**Work instruction**
In the data, find the word "MyDb" and copy out every line that has it.

*** Begin section ***

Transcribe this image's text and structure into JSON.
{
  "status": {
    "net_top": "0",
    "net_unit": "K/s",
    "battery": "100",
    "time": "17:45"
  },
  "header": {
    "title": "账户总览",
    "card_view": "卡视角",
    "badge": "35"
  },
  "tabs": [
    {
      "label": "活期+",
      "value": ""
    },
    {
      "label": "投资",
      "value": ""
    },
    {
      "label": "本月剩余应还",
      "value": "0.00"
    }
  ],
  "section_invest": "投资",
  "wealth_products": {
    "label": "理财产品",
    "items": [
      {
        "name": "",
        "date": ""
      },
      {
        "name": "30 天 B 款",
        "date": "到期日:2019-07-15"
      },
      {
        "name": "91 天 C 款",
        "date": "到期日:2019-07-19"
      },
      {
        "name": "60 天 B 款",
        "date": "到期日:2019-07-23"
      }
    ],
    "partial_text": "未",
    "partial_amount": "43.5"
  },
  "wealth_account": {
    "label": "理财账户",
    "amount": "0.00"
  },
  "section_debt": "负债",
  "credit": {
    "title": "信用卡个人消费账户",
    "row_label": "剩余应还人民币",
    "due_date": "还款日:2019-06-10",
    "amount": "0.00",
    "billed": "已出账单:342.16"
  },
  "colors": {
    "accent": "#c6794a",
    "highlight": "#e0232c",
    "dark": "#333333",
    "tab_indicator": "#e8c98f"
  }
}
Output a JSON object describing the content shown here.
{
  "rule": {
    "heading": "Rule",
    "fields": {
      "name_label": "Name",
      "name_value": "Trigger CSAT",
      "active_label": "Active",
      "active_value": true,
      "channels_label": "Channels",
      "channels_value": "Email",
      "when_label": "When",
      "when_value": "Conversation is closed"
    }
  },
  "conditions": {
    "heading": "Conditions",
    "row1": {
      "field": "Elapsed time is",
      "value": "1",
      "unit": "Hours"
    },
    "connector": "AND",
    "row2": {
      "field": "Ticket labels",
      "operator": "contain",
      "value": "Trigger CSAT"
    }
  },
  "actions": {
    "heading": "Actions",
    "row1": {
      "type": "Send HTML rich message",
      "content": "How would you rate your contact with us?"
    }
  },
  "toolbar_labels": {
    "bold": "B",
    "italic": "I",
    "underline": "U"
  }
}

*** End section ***
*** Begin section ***

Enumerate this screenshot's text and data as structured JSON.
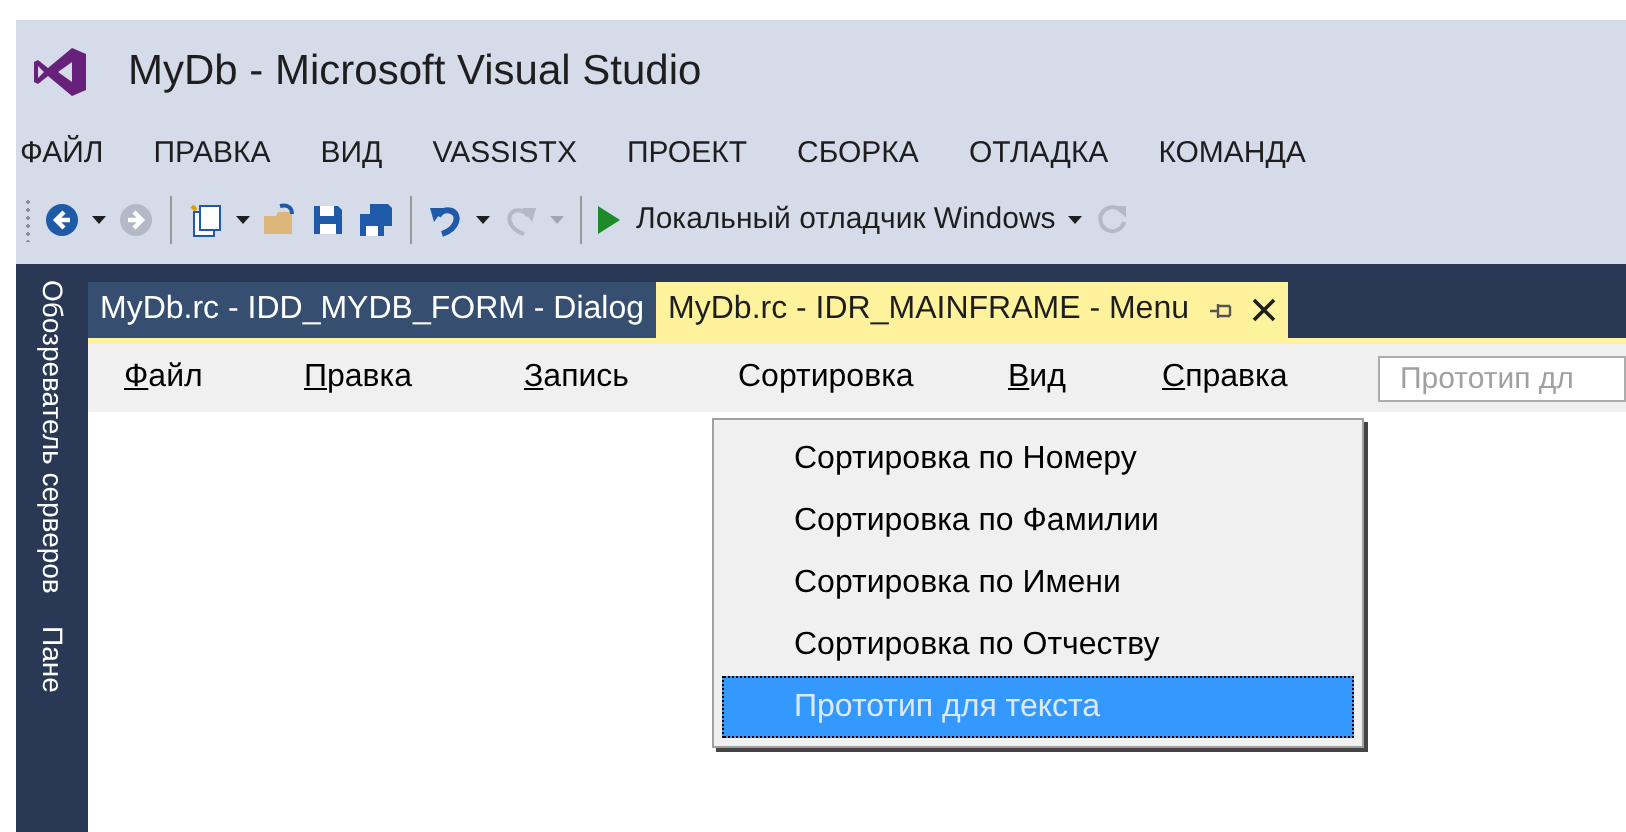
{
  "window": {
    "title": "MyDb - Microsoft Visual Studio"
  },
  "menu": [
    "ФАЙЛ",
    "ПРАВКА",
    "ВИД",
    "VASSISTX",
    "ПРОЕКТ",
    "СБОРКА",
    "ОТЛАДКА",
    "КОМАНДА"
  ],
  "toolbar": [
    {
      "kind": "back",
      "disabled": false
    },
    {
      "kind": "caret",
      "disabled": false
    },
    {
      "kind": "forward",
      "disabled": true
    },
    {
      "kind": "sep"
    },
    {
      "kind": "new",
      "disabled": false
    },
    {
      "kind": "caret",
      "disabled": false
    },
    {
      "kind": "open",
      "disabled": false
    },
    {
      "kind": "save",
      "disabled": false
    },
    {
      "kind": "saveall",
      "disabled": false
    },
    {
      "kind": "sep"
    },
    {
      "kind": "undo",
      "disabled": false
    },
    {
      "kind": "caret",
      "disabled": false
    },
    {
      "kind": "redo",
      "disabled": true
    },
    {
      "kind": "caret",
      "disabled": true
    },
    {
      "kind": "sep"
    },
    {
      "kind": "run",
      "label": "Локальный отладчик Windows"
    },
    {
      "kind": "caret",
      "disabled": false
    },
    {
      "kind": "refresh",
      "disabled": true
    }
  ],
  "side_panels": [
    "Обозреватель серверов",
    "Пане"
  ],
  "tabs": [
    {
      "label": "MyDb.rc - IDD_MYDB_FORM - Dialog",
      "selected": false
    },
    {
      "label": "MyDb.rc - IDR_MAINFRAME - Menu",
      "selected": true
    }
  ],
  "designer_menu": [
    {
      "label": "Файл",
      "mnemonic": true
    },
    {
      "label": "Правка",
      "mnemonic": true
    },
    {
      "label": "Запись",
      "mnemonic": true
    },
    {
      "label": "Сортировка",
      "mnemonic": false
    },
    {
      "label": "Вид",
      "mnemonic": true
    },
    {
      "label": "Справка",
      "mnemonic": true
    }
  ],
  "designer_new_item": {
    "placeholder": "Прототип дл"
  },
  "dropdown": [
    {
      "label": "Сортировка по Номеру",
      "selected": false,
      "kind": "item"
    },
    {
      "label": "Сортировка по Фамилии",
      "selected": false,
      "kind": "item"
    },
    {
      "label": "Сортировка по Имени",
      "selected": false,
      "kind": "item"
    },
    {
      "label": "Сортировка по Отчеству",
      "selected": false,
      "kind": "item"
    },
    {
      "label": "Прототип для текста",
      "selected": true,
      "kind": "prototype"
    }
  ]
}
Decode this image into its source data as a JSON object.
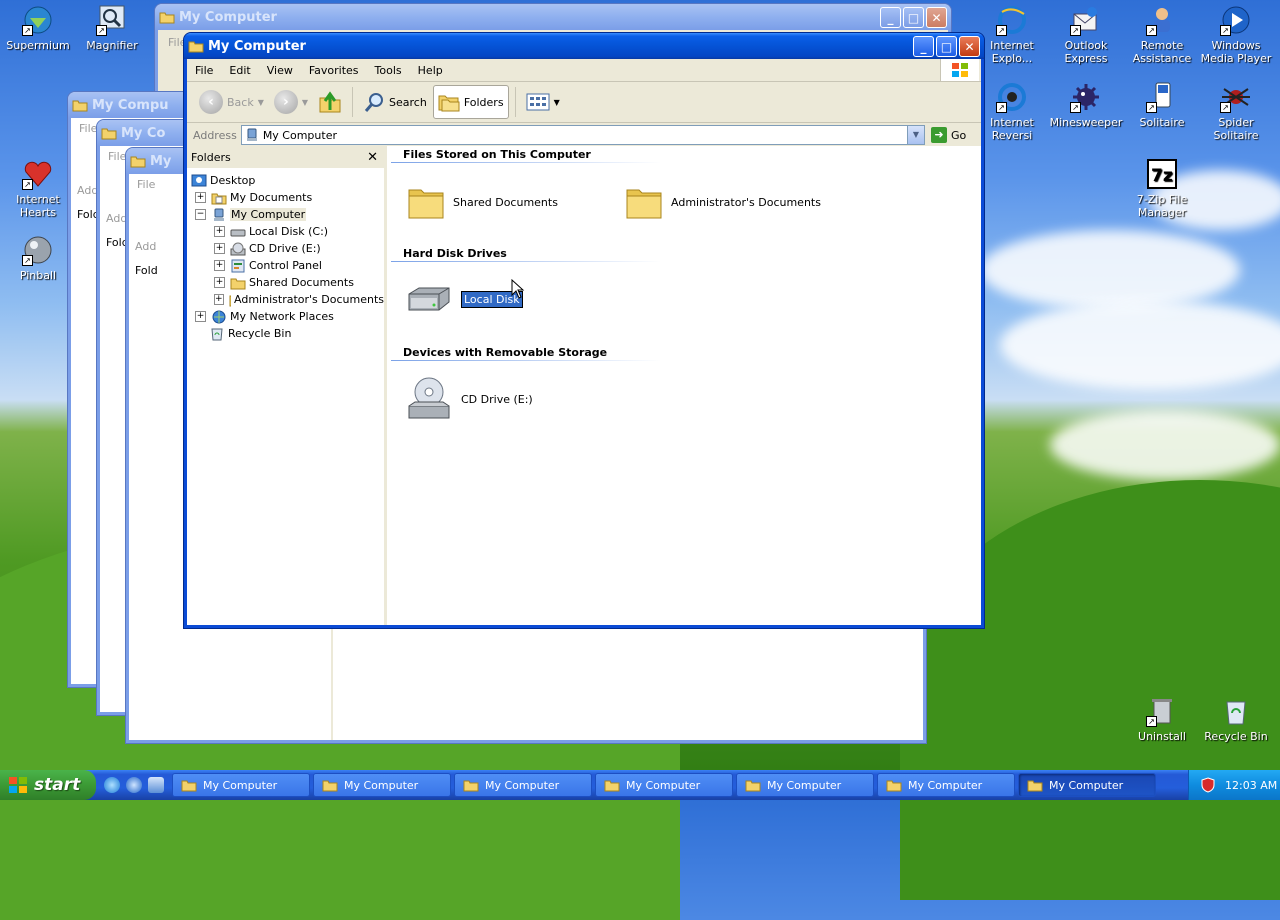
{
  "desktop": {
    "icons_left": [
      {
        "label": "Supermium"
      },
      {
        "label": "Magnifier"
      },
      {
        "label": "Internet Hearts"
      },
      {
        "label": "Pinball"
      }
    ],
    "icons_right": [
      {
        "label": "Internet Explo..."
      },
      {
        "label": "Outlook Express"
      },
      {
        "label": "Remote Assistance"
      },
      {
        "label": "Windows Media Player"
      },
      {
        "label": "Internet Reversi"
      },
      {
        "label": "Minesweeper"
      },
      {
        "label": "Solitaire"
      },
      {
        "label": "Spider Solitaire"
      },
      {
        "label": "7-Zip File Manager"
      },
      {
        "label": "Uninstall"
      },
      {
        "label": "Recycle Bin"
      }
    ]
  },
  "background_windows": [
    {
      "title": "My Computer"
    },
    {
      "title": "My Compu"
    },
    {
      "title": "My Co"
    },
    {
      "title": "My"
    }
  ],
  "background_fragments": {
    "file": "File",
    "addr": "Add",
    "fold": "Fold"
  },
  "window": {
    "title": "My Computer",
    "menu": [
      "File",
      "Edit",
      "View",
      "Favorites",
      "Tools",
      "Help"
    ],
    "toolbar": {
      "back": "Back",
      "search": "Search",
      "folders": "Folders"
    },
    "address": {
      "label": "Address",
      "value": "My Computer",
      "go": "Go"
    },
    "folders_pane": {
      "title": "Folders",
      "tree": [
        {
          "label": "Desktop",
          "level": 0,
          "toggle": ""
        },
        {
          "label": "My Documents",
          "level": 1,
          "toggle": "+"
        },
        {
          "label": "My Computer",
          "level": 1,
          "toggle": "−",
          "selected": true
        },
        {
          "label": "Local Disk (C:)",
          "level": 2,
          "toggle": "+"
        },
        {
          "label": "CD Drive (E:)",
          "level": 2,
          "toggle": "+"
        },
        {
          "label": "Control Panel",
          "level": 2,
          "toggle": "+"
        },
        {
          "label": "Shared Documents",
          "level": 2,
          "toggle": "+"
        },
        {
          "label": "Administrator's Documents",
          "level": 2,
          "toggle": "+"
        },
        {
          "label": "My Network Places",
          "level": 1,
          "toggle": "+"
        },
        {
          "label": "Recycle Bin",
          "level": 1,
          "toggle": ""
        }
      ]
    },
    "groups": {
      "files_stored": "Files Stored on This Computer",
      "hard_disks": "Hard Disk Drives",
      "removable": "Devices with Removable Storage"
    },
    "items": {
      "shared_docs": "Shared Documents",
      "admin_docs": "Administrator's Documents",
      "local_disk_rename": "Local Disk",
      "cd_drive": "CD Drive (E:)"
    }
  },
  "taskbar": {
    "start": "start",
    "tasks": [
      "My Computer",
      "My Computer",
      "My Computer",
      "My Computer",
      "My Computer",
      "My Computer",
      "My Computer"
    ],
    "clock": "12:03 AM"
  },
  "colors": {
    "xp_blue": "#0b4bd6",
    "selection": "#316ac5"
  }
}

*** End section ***
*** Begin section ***

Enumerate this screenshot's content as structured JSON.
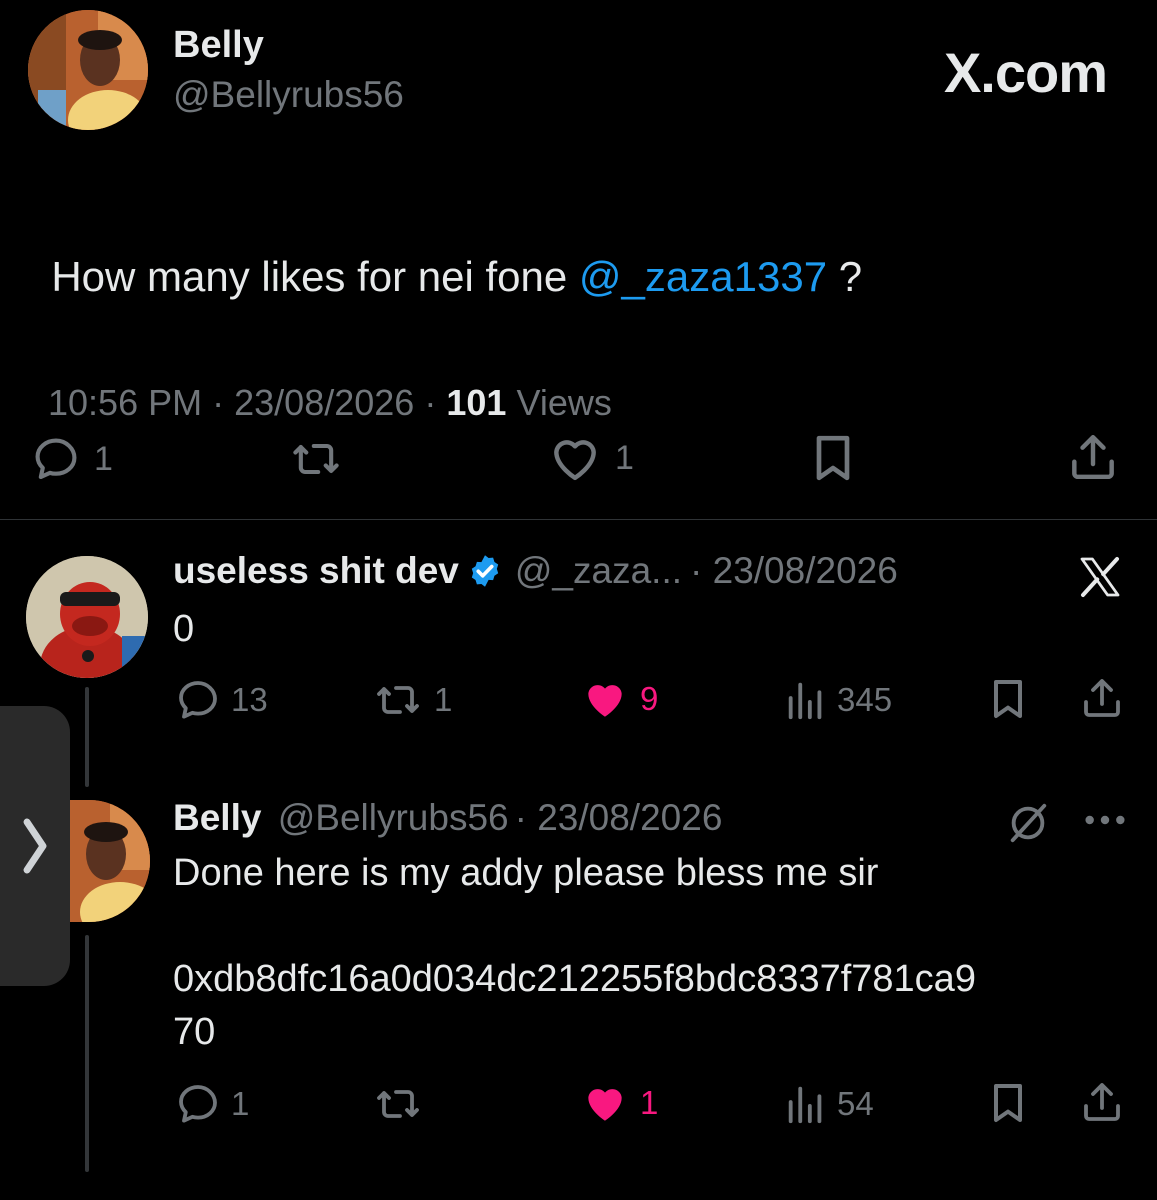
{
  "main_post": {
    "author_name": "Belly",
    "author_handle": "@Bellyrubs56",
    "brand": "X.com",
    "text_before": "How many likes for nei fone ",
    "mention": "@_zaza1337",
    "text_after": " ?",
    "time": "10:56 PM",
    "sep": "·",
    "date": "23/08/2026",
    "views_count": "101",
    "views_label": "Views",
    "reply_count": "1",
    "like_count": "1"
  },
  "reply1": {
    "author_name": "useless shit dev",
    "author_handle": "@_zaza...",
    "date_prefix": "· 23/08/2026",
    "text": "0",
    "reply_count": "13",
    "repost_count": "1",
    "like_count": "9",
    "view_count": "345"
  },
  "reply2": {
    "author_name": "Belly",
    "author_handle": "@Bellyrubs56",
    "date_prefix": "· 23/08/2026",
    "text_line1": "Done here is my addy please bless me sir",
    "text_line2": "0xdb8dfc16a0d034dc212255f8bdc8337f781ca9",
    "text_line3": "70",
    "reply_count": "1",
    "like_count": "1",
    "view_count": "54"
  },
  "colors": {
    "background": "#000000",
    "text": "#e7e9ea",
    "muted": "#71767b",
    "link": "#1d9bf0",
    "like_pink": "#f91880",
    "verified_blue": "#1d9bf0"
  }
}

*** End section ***

**Task result**
    "title": "MyDb - Microsoft Visual Studio"
      "label": "MyDb.rc - IDD_MYDB_FORM - Dialog",
      "label": "MyDb.rc - IDR_MAINFRAME - Menu",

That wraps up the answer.